*Your goal:* Among the entries below, find every line that contains the string "open", then copy it.

*Excerpted data:*
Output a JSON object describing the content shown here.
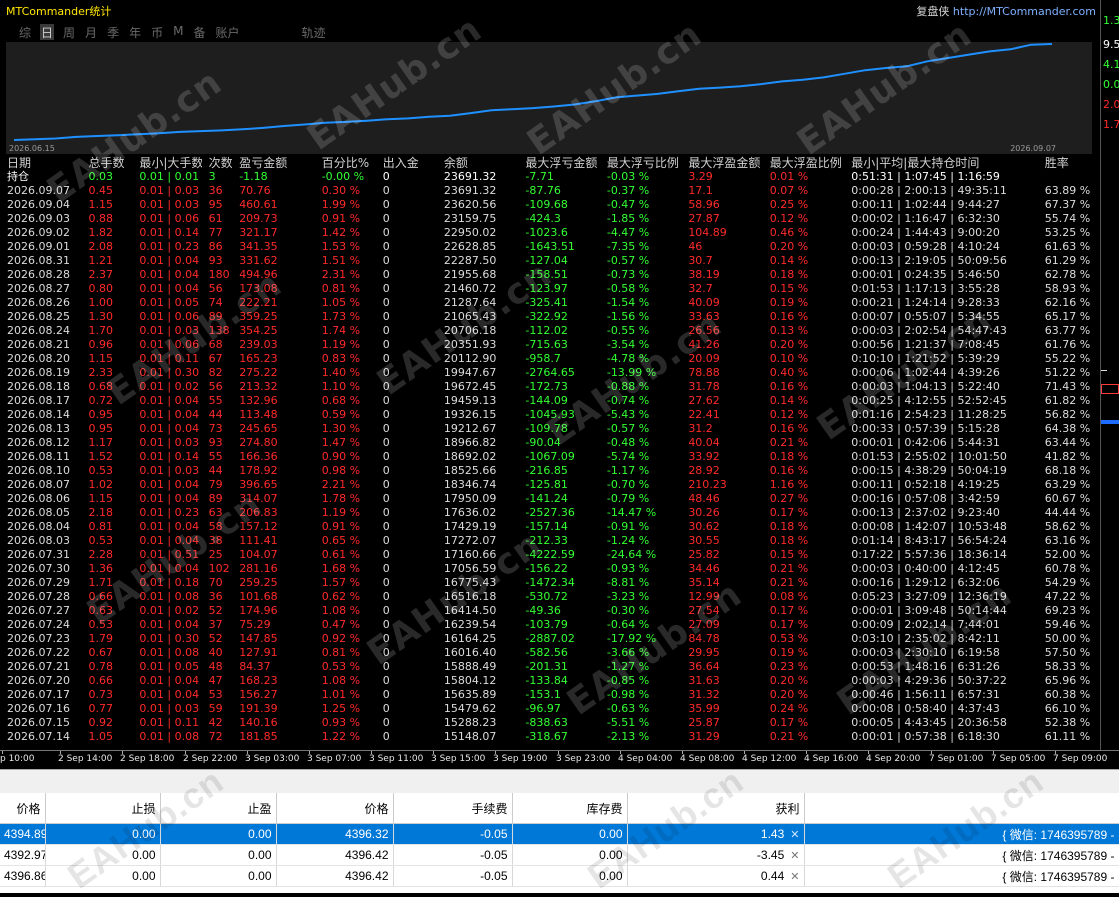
{
  "indicator": {
    "title": "MTCommander统计",
    "brand_prefix": "复盘侠",
    "brand_url": "http://MTCommander.com"
  },
  "tabs": [
    {
      "label": "综",
      "active": false
    },
    {
      "label": "日",
      "active": true
    },
    {
      "label": "周",
      "active": false
    },
    {
      "label": "月",
      "active": false
    },
    {
      "label": "季",
      "active": false
    },
    {
      "label": "年",
      "active": false
    },
    {
      "label": "币",
      "active": false
    },
    {
      "label": "M",
      "active": false
    },
    {
      "label": "备",
      "active": false
    },
    {
      "label": "账户",
      "active": false
    },
    {
      "label": "轨迹",
      "active": false
    }
  ],
  "equity": {
    "start_date": "2026.06.15",
    "end_date": "2026.09.07",
    "line_color": "#1e90ff",
    "values": [
      14080,
      14150,
      14230,
      14390,
      14480,
      14560,
      14650,
      14760,
      14890,
      14970,
      15040,
      15148,
      15288,
      15479,
      15635,
      15804,
      15888,
      16016,
      16164,
      16239,
      16414,
      16516,
      16775,
      17056,
      17160,
      17272,
      17429,
      17636,
      17950,
      18346,
      18525,
      18692,
      18966,
      19212,
      19326,
      19459,
      19672,
      19947,
      20112,
      20351,
      20706,
      21065,
      21287,
      21460,
      21955,
      22287,
      22628,
      22950,
      23159,
      23620,
      23691
    ]
  },
  "watermark": "EAHub.cn",
  "stats": {
    "headers": [
      "日期",
      "总手数",
      "最小|大手数",
      "次数",
      "盈亏金额",
      "百分比%",
      "出入金",
      "余额",
      "最大浮亏金额",
      "最大浮亏比例",
      "最大浮盈金额",
      "最大浮盈比例",
      "最小|平均|最大持仓时间",
      "胜率"
    ],
    "holding": {
      "label": "持仓",
      "lots": "0.03",
      "minmax": "0.01 | 0.01",
      "count": "3",
      "pnl": "-1.18",
      "pct": "-0.00 %",
      "flow": "0",
      "balance": "23691.32",
      "max_dd": "-7.71",
      "max_dd_pct": "-0.03 %",
      "max_fp": "3.29",
      "max_fp_pct": "0.01 %",
      "hold_time": "0:51:31 | 1:07:45 | 1:16:59",
      "winrate": ""
    },
    "rows": [
      [
        "2026.09.07",
        "0.45",
        "0.01 | 0.03",
        "36",
        "70.76",
        "0.30 %",
        "0",
        "23691.32",
        "-87.76",
        "-0.37 %",
        "17.1",
        "0.07 %",
        "0:00:28 | 2:00:13 | 49:35:11",
        "63.89 %"
      ],
      [
        "2026.09.04",
        "1.15",
        "0.01 | 0.03",
        "95",
        "460.61",
        "1.99 %",
        "0",
        "23620.56",
        "-109.68",
        "-0.47 %",
        "58.96",
        "0.25 %",
        "0:00:11 | 1:02:44 | 9:44:27",
        "67.37 %"
      ],
      [
        "2026.09.03",
        "0.88",
        "0.01 | 0.06",
        "61",
        "209.73",
        "0.91 %",
        "0",
        "23159.75",
        "-424.3",
        "-1.85 %",
        "27.87",
        "0.12 %",
        "0:00:02 | 1:16:47 | 6:32:30",
        "55.74 %"
      ],
      [
        "2026.09.02",
        "1.82",
        "0.01 | 0.14",
        "77",
        "321.17",
        "1.42 %",
        "0",
        "22950.02",
        "-1023.6",
        "-4.47 %",
        "104.89",
        "0.46 %",
        "0:00:24 | 1:44:43 | 9:00:20",
        "53.25 %"
      ],
      [
        "2026.09.01",
        "2.08",
        "0.01 | 0.23",
        "86",
        "341.35",
        "1.53 %",
        "0",
        "22628.85",
        "-1643.51",
        "-7.35 %",
        "46",
        "0.20 %",
        "0:00:03 | 0:59:28 | 4:10:24",
        "61.63 %"
      ],
      [
        "2026.08.31",
        "1.21",
        "0.01 | 0.04",
        "93",
        "331.62",
        "1.51 %",
        "0",
        "22287.50",
        "-127.04",
        "-0.57 %",
        "30.7",
        "0.14 %",
        "0:00:13 | 2:19:05 | 50:09:56",
        "61.29 %"
      ],
      [
        "2026.08.28",
        "2.37",
        "0.01 | 0.04",
        "180",
        "494.96",
        "2.31 %",
        "0",
        "21955.68",
        "-158.51",
        "-0.73 %",
        "38.19",
        "0.18 %",
        "0:00:01 | 0:24:35 | 5:46:50",
        "62.78 %"
      ],
      [
        "2026.08.27",
        "0.80",
        "0.01 | 0.04",
        "56",
        "173.08",
        "0.81 %",
        "0",
        "21460.72",
        "-123.97",
        "-0.58 %",
        "32.7",
        "0.15 %",
        "0:01:53 | 1:17:13 | 3:55:28",
        "58.93 %"
      ],
      [
        "2026.08.26",
        "1.00",
        "0.01 | 0.05",
        "74",
        "222.21",
        "1.05 %",
        "0",
        "21287.64",
        "-325.41",
        "-1.54 %",
        "40.09",
        "0.19 %",
        "0:00:21 | 1:24:14 | 9:28:33",
        "62.16 %"
      ],
      [
        "2026.08.25",
        "1.30",
        "0.01 | 0.06",
        "89",
        "359.25",
        "1.73 %",
        "0",
        "21065.43",
        "-322.92",
        "-1.56 %",
        "33.63",
        "0.16 %",
        "0:00:07 | 0:55:07 | 5:34:55",
        "65.17 %"
      ],
      [
        "2026.08.24",
        "1.70",
        "0.01 | 0.03",
        "138",
        "354.25",
        "1.74 %",
        "0",
        "20706.18",
        "-112.02",
        "-0.55 %",
        "26.56",
        "0.13 %",
        "0:00:03 | 2:02:54 | 54:47:43",
        "63.77 %"
      ],
      [
        "2026.08.21",
        "0.96",
        "0.01 | 0.06",
        "68",
        "239.03",
        "1.19 %",
        "0",
        "20351.93",
        "-715.63",
        "-3.54 %",
        "41.26",
        "0.20 %",
        "0:00:56 | 1:21:37 | 7:08:45",
        "61.76 %"
      ],
      [
        "2026.08.20",
        "1.15",
        "0.01 | 0.11",
        "67",
        "165.23",
        "0.83 %",
        "0",
        "20112.90",
        "-958.7",
        "-4.78 %",
        "20.09",
        "0.10 %",
        "0:10:10 | 1:21:52 | 5:39:29",
        "55.22 %"
      ],
      [
        "2026.08.19",
        "2.33",
        "0.01 | 0.30",
        "82",
        "275.22",
        "1.40 %",
        "0",
        "19947.67",
        "-2764.65",
        "-13.99 %",
        "78.88",
        "0.40 %",
        "0:00:06 | 1:02:44 | 4:39:26",
        "51.22 %"
      ],
      [
        "2026.08.18",
        "0.68",
        "0.01 | 0.02",
        "56",
        "213.32",
        "1.10 %",
        "0",
        "19672.45",
        "-172.73",
        "-0.88 %",
        "31.78",
        "0.16 %",
        "0:00:03 | 1:04:13 | 5:22:40",
        "71.43 %"
      ],
      [
        "2026.08.17",
        "0.72",
        "0.01 | 0.04",
        "55",
        "132.96",
        "0.68 %",
        "0",
        "19459.13",
        "-144.09",
        "-0.74 %",
        "27.62",
        "0.14 %",
        "0:00:25 | 4:12:55 | 52:52:45",
        "61.82 %"
      ],
      [
        "2026.08.14",
        "0.95",
        "0.01 | 0.04",
        "44",
        "113.48",
        "0.59 %",
        "0",
        "19326.15",
        "-1045.93",
        "-5.43 %",
        "22.41",
        "0.12 %",
        "0:01:16 | 2:54:23 | 11:28:25",
        "56.82 %"
      ],
      [
        "2026.08.13",
        "0.95",
        "0.01 | 0.04",
        "73",
        "245.65",
        "1.30 %",
        "0",
        "19212.67",
        "-109.78",
        "-0.57 %",
        "31.2",
        "0.16 %",
        "0:00:33 | 0:57:39 | 5:15:28",
        "64.38 %"
      ],
      [
        "2026.08.12",
        "1.17",
        "0.01 | 0.03",
        "93",
        "274.80",
        "1.47 %",
        "0",
        "18966.82",
        "-90.04",
        "-0.48 %",
        "40.04",
        "0.21 %",
        "0:00:01 | 0:42:06 | 5:44:31",
        "63.44 %"
      ],
      [
        "2026.08.11",
        "1.52",
        "0.01 | 0.14",
        "55",
        "166.36",
        "0.90 %",
        "0",
        "18692.02",
        "-1067.09",
        "-5.74 %",
        "33.92",
        "0.18 %",
        "0:01:53 | 2:55:02 | 10:01:50",
        "41.82 %"
      ],
      [
        "2026.08.10",
        "0.53",
        "0.01 | 0.03",
        "44",
        "178.92",
        "0.98 %",
        "0",
        "18525.66",
        "-216.85",
        "-1.17 %",
        "28.92",
        "0.16 %",
        "0:00:15 | 4:38:29 | 50:04:19",
        "68.18 %"
      ],
      [
        "2026.08.07",
        "1.02",
        "0.01 | 0.04",
        "79",
        "396.65",
        "2.21 %",
        "0",
        "18346.74",
        "-125.81",
        "-0.70 %",
        "210.23",
        "1.16 %",
        "0:00:11 | 0:52:18 | 4:19:25",
        "63.29 %"
      ],
      [
        "2026.08.06",
        "1.15",
        "0.01 | 0.04",
        "89",
        "314.07",
        "1.78 %",
        "0",
        "17950.09",
        "-141.24",
        "-0.79 %",
        "48.46",
        "0.27 %",
        "0:00:16 | 0:57:08 | 3:42:59",
        "60.67 %"
      ],
      [
        "2026.08.05",
        "2.18",
        "0.01 | 0.23",
        "63",
        "206.83",
        "1.19 %",
        "0",
        "17636.02",
        "-2527.36",
        "-14.47 %",
        "30.26",
        "0.17 %",
        "0:00:13 | 2:37:02 | 9:23:40",
        "44.44 %"
      ],
      [
        "2026.08.04",
        "0.81",
        "0.01 | 0.04",
        "58",
        "157.12",
        "0.91 %",
        "0",
        "17429.19",
        "-157.14",
        "-0.91 %",
        "30.62",
        "0.18 %",
        "0:00:08 | 1:42:07 | 10:53:48",
        "58.62 %"
      ],
      [
        "2026.08.03",
        "0.53",
        "0.01 | 0.04",
        "38",
        "111.41",
        "0.65 %",
        "0",
        "17272.07",
        "-212.33",
        "-1.24 %",
        "30.55",
        "0.18 %",
        "0:01:14 | 8:43:17 | 56:54:24",
        "63.16 %"
      ],
      [
        "2026.07.31",
        "2.28",
        "0.01 | 0.51",
        "25",
        "104.07",
        "0.61 %",
        "0",
        "17160.66",
        "-4222.59",
        "-24.64 %",
        "25.82",
        "0.15 %",
        "0:17:22 | 5:57:36 | 18:36:14",
        "52.00 %"
      ],
      [
        "2026.07.30",
        "1.36",
        "0.01 | 0.04",
        "102",
        "281.16",
        "1.68 %",
        "0",
        "17056.59",
        "-156.22",
        "-0.93 %",
        "34.46",
        "0.21 %",
        "0:00:03 | 0:40:00 | 4:12:45",
        "60.78 %"
      ],
      [
        "2026.07.29",
        "1.71",
        "0.01 | 0.18",
        "70",
        "259.25",
        "1.57 %",
        "0",
        "16775.43",
        "-1472.34",
        "-8.81 %",
        "35.14",
        "0.21 %",
        "0:00:16 | 1:29:12 | 6:32:06",
        "54.29 %"
      ],
      [
        "2026.07.28",
        "0.66",
        "0.01 | 0.08",
        "36",
        "101.68",
        "0.62 %",
        "0",
        "16516.18",
        "-530.72",
        "-3.23 %",
        "12.99",
        "0.08 %",
        "0:05:23 | 3:27:09 | 12:36:19",
        "47.22 %"
      ],
      [
        "2026.07.27",
        "0.63",
        "0.01 | 0.02",
        "52",
        "174.96",
        "1.08 %",
        "0",
        "16414.50",
        "-49.36",
        "-0.30 %",
        "27.54",
        "0.17 %",
        "0:00:01 | 3:09:48 | 50:14:44",
        "69.23 %"
      ],
      [
        "2026.07.24",
        "0.53",
        "0.01 | 0.04",
        "37",
        "75.29",
        "0.47 %",
        "0",
        "16239.54",
        "-103.79",
        "-0.64 %",
        "27.09",
        "0.17 %",
        "0:00:09 | 2:02:14 | 7:44:01",
        "59.46 %"
      ],
      [
        "2026.07.23",
        "1.79",
        "0.01 | 0.30",
        "52",
        "147.85",
        "0.92 %",
        "0",
        "16164.25",
        "-2887.02",
        "-17.92 %",
        "84.78",
        "0.53 %",
        "0:03:10 | 2:35:02 | 8:42:11",
        "50.00 %"
      ],
      [
        "2026.07.22",
        "0.67",
        "0.01 | 0.08",
        "40",
        "127.91",
        "0.81 %",
        "0",
        "16016.40",
        "-582.56",
        "-3.66 %",
        "29.95",
        "0.19 %",
        "0:00:03 | 2:30:10 | 6:19:58",
        "57.50 %"
      ],
      [
        "2026.07.21",
        "0.78",
        "0.01 | 0.05",
        "48",
        "84.37",
        "0.53 %",
        "0",
        "15888.49",
        "-201.31",
        "-1.27 %",
        "36.64",
        "0.23 %",
        "0:00:53 | 1:48:16 | 6:31:26",
        "58.33 %"
      ],
      [
        "2026.07.20",
        "0.66",
        "0.01 | 0.04",
        "47",
        "168.23",
        "1.08 %",
        "0",
        "15804.12",
        "-133.84",
        "-0.85 %",
        "31.63",
        "0.20 %",
        "0:00:03 | 4:29:36 | 50:37:22",
        "65.96 %"
      ],
      [
        "2026.07.17",
        "0.73",
        "0.01 | 0.04",
        "53",
        "156.27",
        "1.01 %",
        "0",
        "15635.89",
        "-153.1",
        "-0.98 %",
        "31.32",
        "0.20 %",
        "0:00:46 | 1:56:11 | 6:57:31",
        "60.38 %"
      ],
      [
        "2026.07.16",
        "0.77",
        "0.01 | 0.03",
        "59",
        "191.39",
        "1.25 %",
        "0",
        "15479.62",
        "-96.97",
        "-0.63 %",
        "35.99",
        "0.24 %",
        "0:00:08 | 0:58:40 | 4:37:43",
        "66.10 %"
      ],
      [
        "2026.07.15",
        "0.92",
        "0.01 | 0.11",
        "42",
        "140.16",
        "0.93 %",
        "0",
        "15288.23",
        "-838.63",
        "-5.51 %",
        "25.87",
        "0.17 %",
        "0:00:05 | 4:43:45 | 20:36:58",
        "52.38 %"
      ],
      [
        "2026.07.14",
        "1.05",
        "0.01 | 0.08",
        "72",
        "181.85",
        "1.22 %",
        "0",
        "15148.07",
        "-318.67",
        "-2.13 %",
        "31.29",
        "0.21 %",
        "0:00:01 | 0:57:38 | 6:18:30",
        "61.11 %"
      ]
    ]
  },
  "right_axis": [
    {
      "label": "1.3",
      "color": "#33ff33"
    },
    {
      "label": "9.5",
      "color": "#ffffff"
    },
    {
      "label": "4.1",
      "color": "#33ff33"
    },
    {
      "label": "0.0",
      "color": "#33ff33"
    },
    {
      "label": "2.0",
      "color": "#ff2a2a"
    },
    {
      "label": "1.7",
      "color": "#ff2a2a"
    }
  ],
  "time_axis": [
    "p 10:00",
    "2 Sep 14:00",
    "2 Sep 18:00",
    "2 Sep 22:00",
    "3 Sep 03:00",
    "3 Sep 07:00",
    "3 Sep 11:00",
    "3 Sep 15:00",
    "3 Sep 19:00",
    "3 Sep 23:00",
    "4 Sep 04:00",
    "4 Sep 08:00",
    "4 Sep 12:00",
    "4 Sep 16:00",
    "4 Sep 20:00",
    "7 Sep 01:00",
    "7 Sep 05:00",
    "7 Sep 09:00"
  ],
  "orders": {
    "headers": [
      "价格",
      "止损",
      "止盈",
      "价格",
      "手续费",
      "库存费",
      "获利",
      ""
    ],
    "rows": [
      {
        "open": "4394.89",
        "sl": "0.00",
        "tp": "0.00",
        "price": "4396.32",
        "commission": "-0.05",
        "swap": "0.00",
        "profit": "1.43",
        "comment": "{ 微信: 1746395789 -",
        "selected": true
      },
      {
        "open": "4392.97",
        "sl": "0.00",
        "tp": "0.00",
        "price": "4396.42",
        "commission": "-0.05",
        "swap": "0.00",
        "profit": "-3.45",
        "comment": "{ 微信: 1746395789 -",
        "selected": false
      },
      {
        "open": "4396.86",
        "sl": "0.00",
        "tp": "0.00",
        "price": "4396.42",
        "commission": "-0.05",
        "swap": "0.00",
        "profit": "0.44",
        "comment": "{ 微信: 1746395789 -",
        "selected": false
      }
    ]
  }
}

*Exercise result:*
        "open": "4394.89",
        "open": "4392.97",
        "open": "4396.86",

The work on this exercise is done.